• _Exercise_:
Nothing in the data is to be left out; copy it exactly.

Data records for software interfaces
_ _ _

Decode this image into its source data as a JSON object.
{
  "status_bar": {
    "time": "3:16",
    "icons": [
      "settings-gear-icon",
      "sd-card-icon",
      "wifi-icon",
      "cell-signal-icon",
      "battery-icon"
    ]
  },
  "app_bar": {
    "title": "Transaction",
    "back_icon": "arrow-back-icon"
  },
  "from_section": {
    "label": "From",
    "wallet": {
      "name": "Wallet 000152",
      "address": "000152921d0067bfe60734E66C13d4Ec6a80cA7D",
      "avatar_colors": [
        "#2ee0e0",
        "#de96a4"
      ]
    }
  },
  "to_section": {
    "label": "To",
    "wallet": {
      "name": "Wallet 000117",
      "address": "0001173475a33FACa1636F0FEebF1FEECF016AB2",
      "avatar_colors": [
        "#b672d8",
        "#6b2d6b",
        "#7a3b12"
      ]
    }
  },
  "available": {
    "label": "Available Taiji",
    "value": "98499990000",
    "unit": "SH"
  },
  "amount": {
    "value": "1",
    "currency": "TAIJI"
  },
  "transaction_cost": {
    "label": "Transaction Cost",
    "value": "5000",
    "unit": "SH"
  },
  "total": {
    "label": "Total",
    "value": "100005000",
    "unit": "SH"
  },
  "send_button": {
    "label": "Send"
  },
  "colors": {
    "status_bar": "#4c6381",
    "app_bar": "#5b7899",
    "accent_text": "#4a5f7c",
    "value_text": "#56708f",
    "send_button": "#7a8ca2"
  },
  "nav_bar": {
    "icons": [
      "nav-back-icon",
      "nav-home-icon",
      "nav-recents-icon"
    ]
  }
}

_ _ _

• _Result below_:
Decode this image into its source data as a JSON object.
{
  "status_bar": {
    "time": "3:16",
    "icons": [
      "settings-gear-icon",
      "sd-card-icon",
      "wifi-icon",
      "cell-signal-icon",
      "battery-icon"
    ]
  },
  "app_bar": {
    "title": "Transaction",
    "back_icon": "arrow-back-icon"
  },
  "from_section": {
    "label": "From",
    "wallet": {
      "name": "Wallet 000152",
      "address": "000152921d0067bfe60734E66C13d4Ec6a80cA7D",
      "avatar_colors": [
        "#2ee0e0",
        "#de96a4"
      ]
    }
  },
  "to_section": {
    "label": "To",
    "wallet": {
      "name": "Wallet 000117",
      "address": "0001173475a33FACa1636F0FEebF1FEECF016AB2",
      "avatar_colors": [
        "#b672d8",
        "#6b2d6b",
        "#7a3b12"
      ]
    }
  },
  "available": {
    "label": "Available Taiji",
    "value": "98499990000",
    "unit": "SH"
  },
  "amount": {
    "value": "1",
    "currency": "TAIJI"
  },
  "transaction_cost": {
    "label": "Transaction Cost",
    "value": "5000",
    "unit": "SH"
  },
  "total": {
    "label": "Total",
    "value": "100005000",
    "unit": "SH"
  },
  "send_button": {
    "label": "Send"
  },
  "colors": {
    "status_bar": "#4c6381",
    "app_bar": "#5b7899",
    "accent_text": "#4a5f7c",
    "value_text": "#56708f",
    "send_button": "#7a8ca2"
  },
  "nav_bar": {
    "icons": [
      "nav-back-icon",
      "nav-home-icon",
      "nav-recents-icon"
    ]
  }
}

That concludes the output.